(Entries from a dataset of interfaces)
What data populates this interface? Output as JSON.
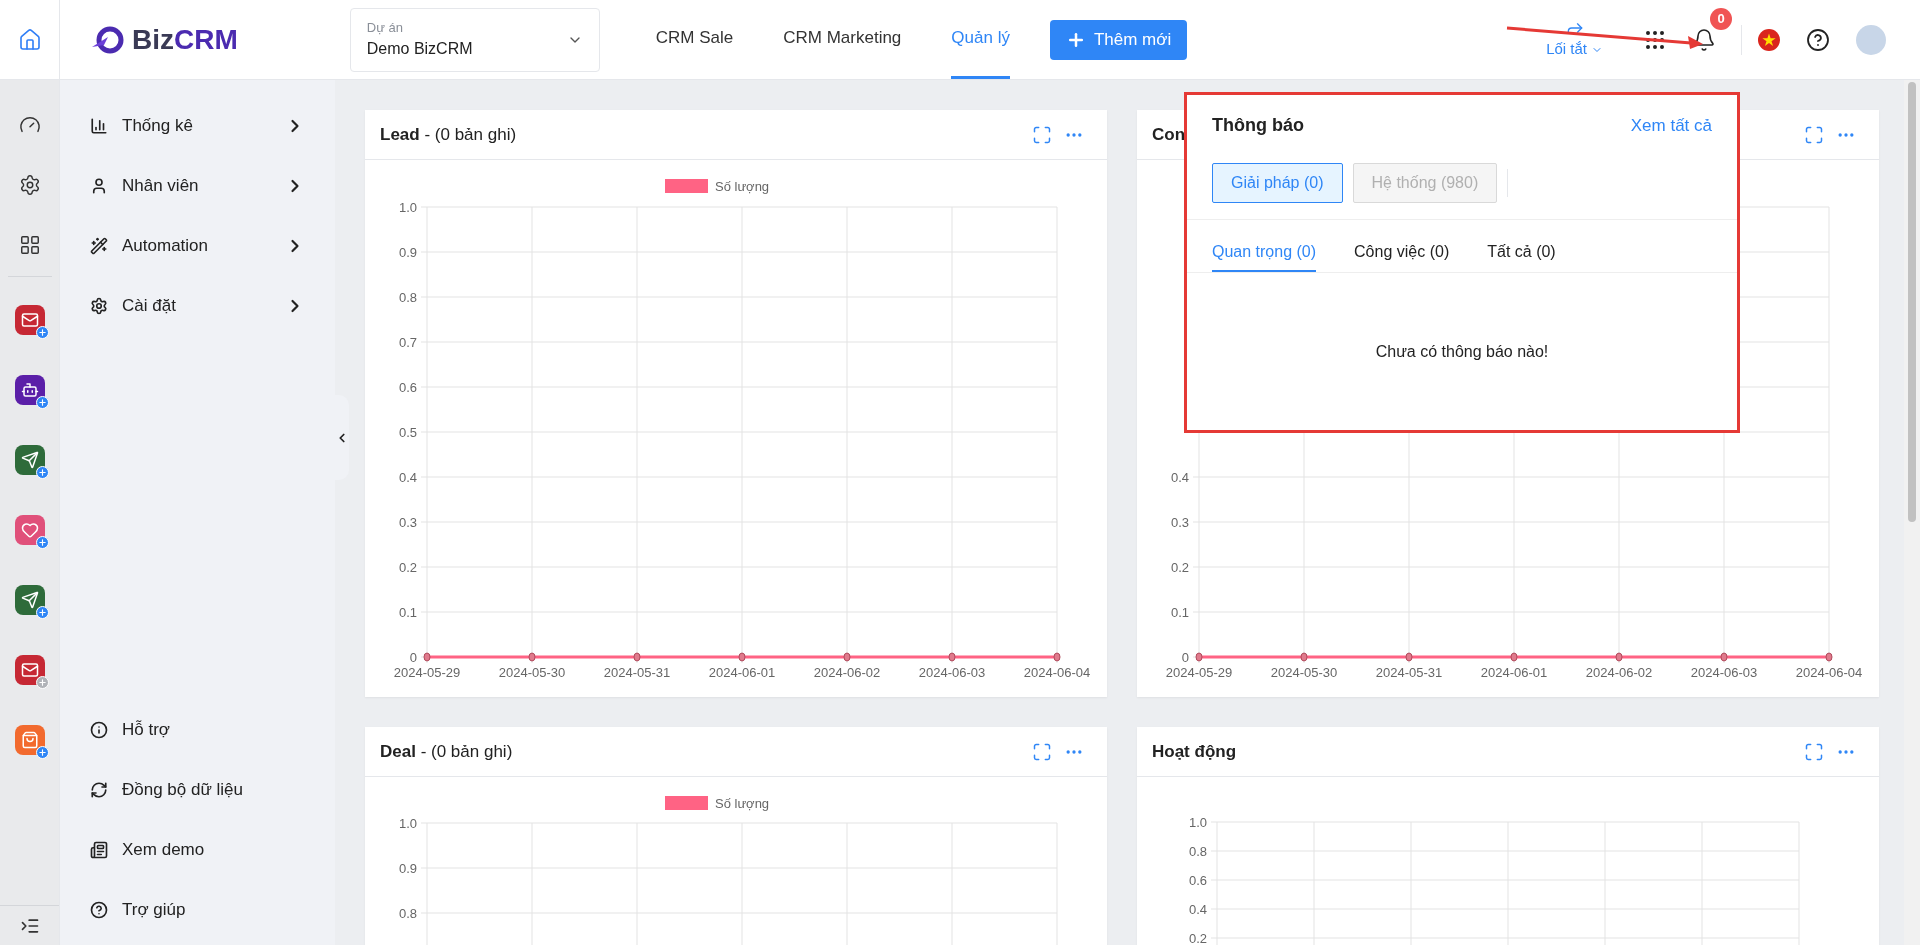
{
  "topbar": {
    "logo": {
      "first": "Biz",
      "second": "CRM"
    },
    "project": {
      "label": "Dự án",
      "value": "Demo BizCRM"
    },
    "nav": [
      {
        "label": "CRM Sale",
        "selected": false
      },
      {
        "label": "CRM Marketing",
        "selected": false
      },
      {
        "label": "Quản lý",
        "selected": true
      }
    ],
    "add_button": "Thêm mới",
    "shortcut": "Lối tắt",
    "notification_count": "0"
  },
  "rail": {
    "apps": [
      {
        "kind": "mail",
        "color": "#c62834",
        "active": true
      },
      {
        "kind": "bot",
        "color": "#5b1fa8",
        "active": true
      },
      {
        "kind": "send",
        "color": "#2e6b3a",
        "active": true
      },
      {
        "kind": "heart",
        "color": "#e0507a",
        "active": true
      },
      {
        "kind": "send",
        "color": "#2e6b3a",
        "active": true
      },
      {
        "kind": "mail",
        "color": "#c62834",
        "active": false
      },
      {
        "kind": "bag",
        "color": "#f26a2e",
        "active": true
      }
    ]
  },
  "sidebar": {
    "menu": [
      {
        "label": "Thống kê",
        "kind": "chart"
      },
      {
        "label": "Nhân viên",
        "kind": "user"
      },
      {
        "label": "Automation",
        "kind": "wand"
      },
      {
        "label": "Cài đặt",
        "kind": "gear"
      }
    ],
    "bottom": [
      {
        "label": "Hỗ trợ",
        "kind": "info"
      },
      {
        "label": "Đồng bộ dữ liệu",
        "kind": "sync"
      },
      {
        "label": "Xem demo",
        "kind": "demo"
      },
      {
        "label": "Trợ giúp",
        "kind": "help"
      }
    ]
  },
  "cards": [
    {
      "title": "**Lead** - (0 bản ghi)",
      "kind": "full",
      "chart_data": {
        "type": "line",
        "grid": true,
        "categories": [
          "2024-05-29",
          "2024-05-30",
          "2024-05-31",
          "2024-06-01",
          "2024-06-02",
          "2024-06-03",
          "2024-06-04"
        ],
        "series": [
          {
            "name": "Số lượng",
            "color": "#ff6384",
            "marker": true,
            "values": [
              0,
              0,
              0,
              0,
              0,
              0,
              0
            ]
          }
        ],
        "ylim": [
          0,
          1
        ],
        "yticks": [
          0,
          0.1,
          0.2,
          0.3,
          0.4,
          0.5,
          0.6,
          0.7,
          0.8,
          0.9,
          {
            "value": 1,
            "label": "1.0"
          }
        ]
      }
    },
    {
      "title": "**Con**",
      "kind": "full",
      "chart_data": {
        "type": "line",
        "grid": true,
        "categories": [
          "2024-05-29",
          "2024-05-30",
          "2024-05-31",
          "2024-06-01",
          "2024-06-02",
          "2024-06-03",
          "2024-06-04"
        ],
        "series": [
          {
            "color": "#ff6384",
            "marker": true,
            "values": [
              0,
              0,
              0,
              0,
              0,
              0,
              0
            ]
          }
        ],
        "ylim": [
          0,
          1
        ],
        "yticks": [
          0,
          0.1,
          0.2,
          0.3,
          0.4
        ]
      }
    },
    {
      "title": "**Deal** - (0 bản ghi)",
      "kind": "partial",
      "legend": {
        "label": "Số lượng",
        "color": "#ff6384"
      },
      "y_tick_labels": [
        "1.0",
        "0.9",
        "0.8"
      ]
    },
    {
      "title": "**Hoạt động**",
      "kind": "partial",
      "y_tick_labels": [
        "1.0",
        "0.8",
        "0.6",
        "0.4",
        "0.2"
      ]
    }
  ],
  "notifications": {
    "title": "Thông báo",
    "view_all": "Xem tất cả",
    "groups": [
      {
        "label": "Giải pháp (0)",
        "selected": true
      },
      {
        "label": "Hệ thống (980)",
        "selected": false
      }
    ],
    "tabs": [
      {
        "label": "Quan trọng (0)",
        "selected": true
      },
      {
        "label": "Công việc (0)",
        "selected": false
      },
      {
        "label": "Tất cả (0)",
        "selected": false
      }
    ],
    "empty": "Chưa có thông báo nào!"
  }
}
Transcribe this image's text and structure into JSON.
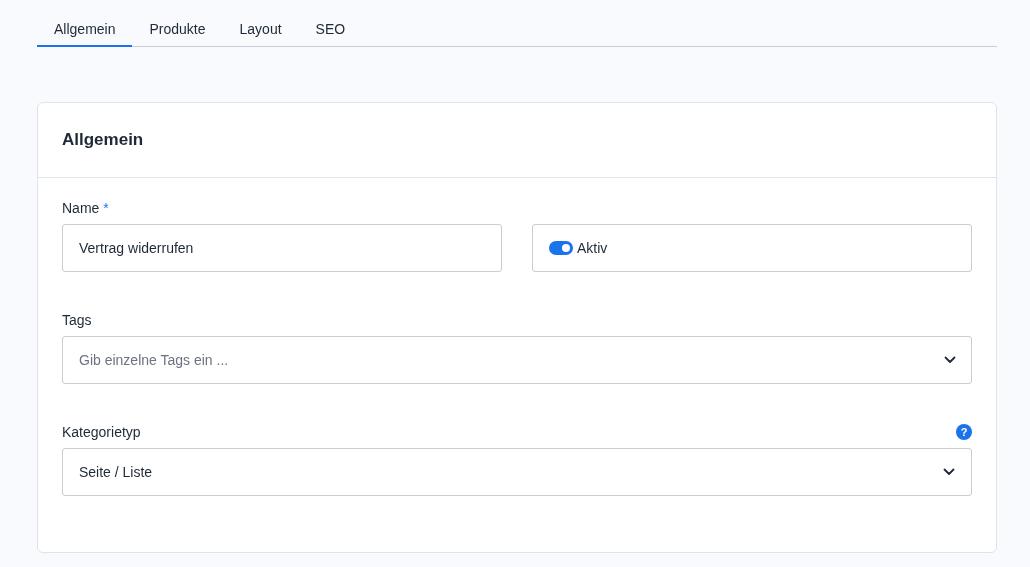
{
  "tabs": [
    {
      "label": "Allgemein",
      "selected": true
    },
    {
      "label": "Produkte",
      "selected": false
    },
    {
      "label": "Layout",
      "selected": false
    },
    {
      "label": "SEO",
      "selected": false
    }
  ],
  "card": {
    "title": "Allgemein",
    "name_field": {
      "label": "Name",
      "required_mark": "*",
      "value": "Vertrag widerrufen"
    },
    "active_toggle": {
      "label": "Aktiv",
      "on": true
    },
    "tags_field": {
      "label": "Tags",
      "placeholder": "Gib einzelne Tags ein ..."
    },
    "category_field": {
      "label": "Kategorietyp",
      "help": "?",
      "value": "Seite / Liste"
    }
  }
}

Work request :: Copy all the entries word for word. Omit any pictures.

Response to the exercise ::
What data populates this interface? Output as JSON.
{
  "topbar": {
    "logo": {
      "first": "Biz",
      "second": "CRM"
    },
    "project": {
      "label": "Dự án",
      "value": "Demo BizCRM"
    },
    "nav": [
      {
        "label": "CRM Sale",
        "selected": false
      },
      {
        "label": "CRM Marketing",
        "selected": false
      },
      {
        "label": "Quản lý",
        "selected": true
      }
    ],
    "add_button": "Thêm mới",
    "shortcut": "Lối tắt",
    "notification_count": "0"
  },
  "rail": {
    "apps": [
      {
        "kind": "mail",
        "color": "#c62834",
        "active": true
      },
      {
        "kind": "bot",
        "color": "#5b1fa8",
        "active": true
      },
      {
        "kind": "send",
        "color": "#2e6b3a",
        "active": true
      },
      {
        "kind": "heart",
        "color": "#e0507a",
        "active": true
      },
      {
        "kind": "send",
        "color": "#2e6b3a",
        "active": true
      },
      {
        "kind": "mail",
        "color": "#c62834",
        "active": false
      },
      {
        "kind": "bag",
        "color": "#f26a2e",
        "active": true
      }
    ]
  },
  "sidebar": {
    "menu": [
      {
        "label": "Thống kê",
        "kind": "chart"
      },
      {
        "label": "Nhân viên",
        "kind": "user"
      },
      {
        "label": "Automation",
        "kind": "wand"
      },
      {
        "label": "Cài đặt",
        "kind": "gear"
      }
    ],
    "bottom": [
      {
        "label": "Hỗ trợ",
        "kind": "info"
      },
      {
        "label": "Đồng bộ dữ liệu",
        "kind": "sync"
      },
      {
        "label": "Xem demo",
        "kind": "demo"
      },
      {
        "label": "Trợ giúp",
        "kind": "help"
      }
    ]
  },
  "cards": [
    {
      "title": "**Lead** - (0 bản ghi)",
      "kind": "full",
      "chart_data": {
        "type": "line",
        "grid": true,
        "categories": [
          "2024-05-29",
          "2024-05-30",
          "2024-05-31",
          "2024-06-01",
          "2024-06-02",
          "2024-06-03",
          "2024-06-04"
        ],
        "series": [
          {
            "name": "Số lượng",
            "color": "#ff6384",
            "marker": true,
            "values": [
              0,
              0,
              0,
              0,
              0,
              0,
              0
            ]
          }
        ],
        "ylim": [
          0,
          1
        ],
        "yticks": [
          0,
          0.1,
          0.2,
          0.3,
          0.4,
          0.5,
          0.6,
          0.7,
          0.8,
          0.9,
          {
            "value": 1,
            "label": "1.0"
          }
        ]
      }
    },
    {
      "title": "**Con**",
      "kind": "full",
      "chart_data": {
        "type": "line",
        "grid": true,
        "categories": [
          "2024-05-29",
          "2024-05-30",
          "2024-05-31",
          "2024-06-01",
          "2024-06-02",
          "2024-06-03",
          "2024-06-04"
        ],
        "series": [
          {
            "color": "#ff6384",
            "marker": true,
            "values": [
              0,
              0,
              0,
              0,
              0,
              0,
              0
            ]
          }
        ],
        "ylim": [
          0,
          1
        ],
        "yticks": [
          0,
          0.1,
          0.2,
          0.3,
          0.4
        ]
      }
    },
    {
      "title": "**Deal** - (0 bản ghi)",
      "kind": "partial",
      "legend": {
        "label": "Số lượng",
        "color": "#ff6384"
      },
      "y_tick_labels": [
        "1.0",
        "0.9",
        "0.8"
      ]
    },
    {
      "title": "**Hoạt động**",
      "kind": "partial",
      "y_tick_labels": [
        "1.0",
        "0.8",
        "0.6",
        "0.4",
        "0.2"
      ]
    }
  ],
  "notifications": {
    "title": "Thông báo",
    "view_all": "Xem tất cả",
    "groups": [
      {
        "label": "Giải pháp (0)",
        "selected": true
      },
      {
        "label": "Hệ thống (980)",
        "selected": false
      }
    ],
    "tabs": [
      {
        "label": "Quan trọng (0)",
        "selected": true
      },
      {
        "label": "Công việc (0)",
        "selected": false
      },
      {
        "label": "Tất cả (0)",
        "selected": false
      }
    ],
    "empty": "Chưa có thông báo nào!"
  }
}
Transcribe this image's text and structure into JSON.
{
  "tabs": [
    {
      "label": "Allgemein",
      "selected": true
    },
    {
      "label": "Produkte",
      "selected": false
    },
    {
      "label": "Layout",
      "selected": false
    },
    {
      "label": "SEO",
      "selected": false
    }
  ],
  "card": {
    "title": "Allgemein",
    "name_field": {
      "label": "Name",
      "required_mark": "*",
      "value": "Vertrag widerrufen"
    },
    "active_toggle": {
      "label": "Aktiv",
      "on": true
    },
    "tags_field": {
      "label": "Tags",
      "placeholder": "Gib einzelne Tags ein ..."
    },
    "category_field": {
      "label": "Kategorietyp",
      "help": "?",
      "value": "Seite / Liste"
    }
  }
}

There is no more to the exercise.